When it started charging customers for plastic carrier bags, Marks & Spencer must have known the move would not prove universally popular. One contrarian-minded blogger, on the Fake Plastic Souks blog, may speak for many shoppers angry at how the UK retailer has passed on the costs of bags to customers while bagging some free, positive, media coverage for itself.
M&S gives the 1.85p profit it makes on the 5p bag charge to Groundworks, an environmental charity. The remaining 3.15p covers the costs of the bag. M&S saves the £12.4m cost of the 394m plastic food bags it hands out every year – a sum now paid for by customers.
The blogger says: “We get inconvenienced but all keep quiet about it because we’re, well, just terribly British.
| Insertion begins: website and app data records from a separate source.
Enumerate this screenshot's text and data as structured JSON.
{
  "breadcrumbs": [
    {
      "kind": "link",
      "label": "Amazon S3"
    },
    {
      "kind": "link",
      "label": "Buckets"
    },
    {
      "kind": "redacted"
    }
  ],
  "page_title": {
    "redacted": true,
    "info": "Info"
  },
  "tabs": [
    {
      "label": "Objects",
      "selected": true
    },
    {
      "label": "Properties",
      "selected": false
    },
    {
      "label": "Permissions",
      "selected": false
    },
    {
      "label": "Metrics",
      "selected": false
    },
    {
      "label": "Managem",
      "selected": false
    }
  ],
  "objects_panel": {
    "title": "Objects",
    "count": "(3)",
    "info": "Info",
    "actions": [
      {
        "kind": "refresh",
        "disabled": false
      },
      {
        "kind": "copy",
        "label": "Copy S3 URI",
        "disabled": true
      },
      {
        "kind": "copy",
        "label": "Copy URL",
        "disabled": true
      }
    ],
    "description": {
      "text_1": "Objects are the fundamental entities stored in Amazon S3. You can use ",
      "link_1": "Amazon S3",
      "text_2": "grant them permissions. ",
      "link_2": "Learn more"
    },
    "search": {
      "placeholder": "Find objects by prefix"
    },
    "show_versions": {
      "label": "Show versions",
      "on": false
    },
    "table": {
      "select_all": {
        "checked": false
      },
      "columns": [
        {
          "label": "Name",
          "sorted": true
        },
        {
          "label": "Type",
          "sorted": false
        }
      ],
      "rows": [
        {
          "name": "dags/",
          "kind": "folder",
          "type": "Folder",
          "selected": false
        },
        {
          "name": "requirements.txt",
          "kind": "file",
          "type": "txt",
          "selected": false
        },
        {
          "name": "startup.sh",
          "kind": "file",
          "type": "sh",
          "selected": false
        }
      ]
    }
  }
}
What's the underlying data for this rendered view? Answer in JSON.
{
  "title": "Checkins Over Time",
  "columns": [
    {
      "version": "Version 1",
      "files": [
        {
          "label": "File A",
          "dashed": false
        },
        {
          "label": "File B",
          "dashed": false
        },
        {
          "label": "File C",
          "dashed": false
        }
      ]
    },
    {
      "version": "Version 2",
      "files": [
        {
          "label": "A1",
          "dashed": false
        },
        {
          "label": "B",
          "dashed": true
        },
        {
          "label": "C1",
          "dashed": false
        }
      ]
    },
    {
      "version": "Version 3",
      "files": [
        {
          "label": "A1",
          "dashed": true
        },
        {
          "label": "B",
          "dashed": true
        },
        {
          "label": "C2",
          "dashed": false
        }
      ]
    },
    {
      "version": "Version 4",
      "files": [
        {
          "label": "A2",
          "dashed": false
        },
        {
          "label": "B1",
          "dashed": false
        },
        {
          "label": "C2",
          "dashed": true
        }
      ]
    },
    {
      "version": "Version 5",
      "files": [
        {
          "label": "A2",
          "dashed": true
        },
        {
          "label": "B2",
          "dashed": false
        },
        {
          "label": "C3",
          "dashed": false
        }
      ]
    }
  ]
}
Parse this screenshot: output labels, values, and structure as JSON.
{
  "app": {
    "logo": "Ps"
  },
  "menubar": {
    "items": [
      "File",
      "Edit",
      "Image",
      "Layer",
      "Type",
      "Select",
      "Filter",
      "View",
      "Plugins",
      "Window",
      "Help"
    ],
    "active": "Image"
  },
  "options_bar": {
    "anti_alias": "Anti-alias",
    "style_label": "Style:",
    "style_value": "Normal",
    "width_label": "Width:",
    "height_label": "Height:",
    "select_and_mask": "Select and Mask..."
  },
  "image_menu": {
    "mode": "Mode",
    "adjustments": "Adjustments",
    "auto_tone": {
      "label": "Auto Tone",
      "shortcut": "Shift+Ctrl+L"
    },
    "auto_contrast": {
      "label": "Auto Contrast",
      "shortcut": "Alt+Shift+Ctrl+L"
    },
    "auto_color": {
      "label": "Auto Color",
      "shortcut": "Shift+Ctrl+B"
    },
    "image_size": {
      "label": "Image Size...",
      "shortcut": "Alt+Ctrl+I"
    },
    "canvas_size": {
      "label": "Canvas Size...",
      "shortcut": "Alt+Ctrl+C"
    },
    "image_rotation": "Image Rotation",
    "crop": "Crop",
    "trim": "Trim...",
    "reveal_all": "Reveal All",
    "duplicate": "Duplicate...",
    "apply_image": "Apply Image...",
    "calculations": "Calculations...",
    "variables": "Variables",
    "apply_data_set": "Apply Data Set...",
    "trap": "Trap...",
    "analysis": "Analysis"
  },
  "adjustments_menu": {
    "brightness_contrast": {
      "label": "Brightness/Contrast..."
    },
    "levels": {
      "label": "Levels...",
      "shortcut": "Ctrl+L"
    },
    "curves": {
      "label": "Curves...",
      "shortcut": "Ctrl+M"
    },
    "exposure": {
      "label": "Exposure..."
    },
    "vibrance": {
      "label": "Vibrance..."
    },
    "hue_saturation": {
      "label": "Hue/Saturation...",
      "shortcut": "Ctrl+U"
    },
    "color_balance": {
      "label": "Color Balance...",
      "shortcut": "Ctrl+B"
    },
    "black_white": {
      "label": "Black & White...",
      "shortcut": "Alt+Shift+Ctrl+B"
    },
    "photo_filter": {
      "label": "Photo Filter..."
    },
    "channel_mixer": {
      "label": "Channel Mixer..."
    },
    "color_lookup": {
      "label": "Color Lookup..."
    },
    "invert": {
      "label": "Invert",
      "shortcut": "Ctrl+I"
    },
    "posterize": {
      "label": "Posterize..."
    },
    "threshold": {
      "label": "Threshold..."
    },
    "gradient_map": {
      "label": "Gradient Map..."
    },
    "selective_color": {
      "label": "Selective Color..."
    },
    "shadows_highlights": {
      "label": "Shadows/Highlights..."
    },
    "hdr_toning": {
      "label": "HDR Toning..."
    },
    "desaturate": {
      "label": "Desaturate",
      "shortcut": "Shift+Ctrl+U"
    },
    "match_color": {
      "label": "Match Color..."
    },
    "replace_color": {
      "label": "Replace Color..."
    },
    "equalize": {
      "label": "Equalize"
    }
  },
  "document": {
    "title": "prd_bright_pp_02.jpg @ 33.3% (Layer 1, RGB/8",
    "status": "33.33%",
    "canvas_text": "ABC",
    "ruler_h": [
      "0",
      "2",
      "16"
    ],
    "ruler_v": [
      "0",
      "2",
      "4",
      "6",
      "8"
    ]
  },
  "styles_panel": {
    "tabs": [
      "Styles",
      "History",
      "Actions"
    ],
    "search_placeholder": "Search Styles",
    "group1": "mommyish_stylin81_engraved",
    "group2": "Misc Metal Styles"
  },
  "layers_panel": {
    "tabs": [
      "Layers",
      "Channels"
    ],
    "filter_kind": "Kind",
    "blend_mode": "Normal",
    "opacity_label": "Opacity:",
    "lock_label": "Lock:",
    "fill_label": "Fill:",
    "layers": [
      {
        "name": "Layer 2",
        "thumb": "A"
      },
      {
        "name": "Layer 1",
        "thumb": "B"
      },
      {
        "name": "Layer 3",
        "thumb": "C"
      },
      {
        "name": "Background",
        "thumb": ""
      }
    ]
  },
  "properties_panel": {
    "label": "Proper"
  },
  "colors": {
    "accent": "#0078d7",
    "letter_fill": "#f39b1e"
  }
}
More fool us. I think it’s crap that M&S has got us to pay for its bags and dressed it up as a ‘green’ initiative. If it really gave a hoot, it’d match the donation the hapless consumer is being forced to make – in M&S’s name.”
In response, M&S said that since it introduced charging in May, it has seen an 80% reduction in the number of carrier bags used by customers and raised more than £200,000 for Groundwork.
A spokesman said: “The overwhelming majority of our customers support charging and are already helping us to make a huge difference by bringing their own bags in with them when they shop with us.”
An eco blogger, calling himself Frog, spotted a masterful example of some superb over-egging of the sustainability pudding by Toyota.
The carmaker famous for selling the Prius hybrid is promoting its RAV4 diesel sports utility vehicle in the US with the tagline: “The car nature wants to own”. The advertisement features three rabbits – presumably representing nature – standing on each other’s shoulders to get a look into the car.
Greenwasher guesses that Toyota’s next environmental or community initiative may feature rabbits being taught to drive in line with their inclusivity agenda.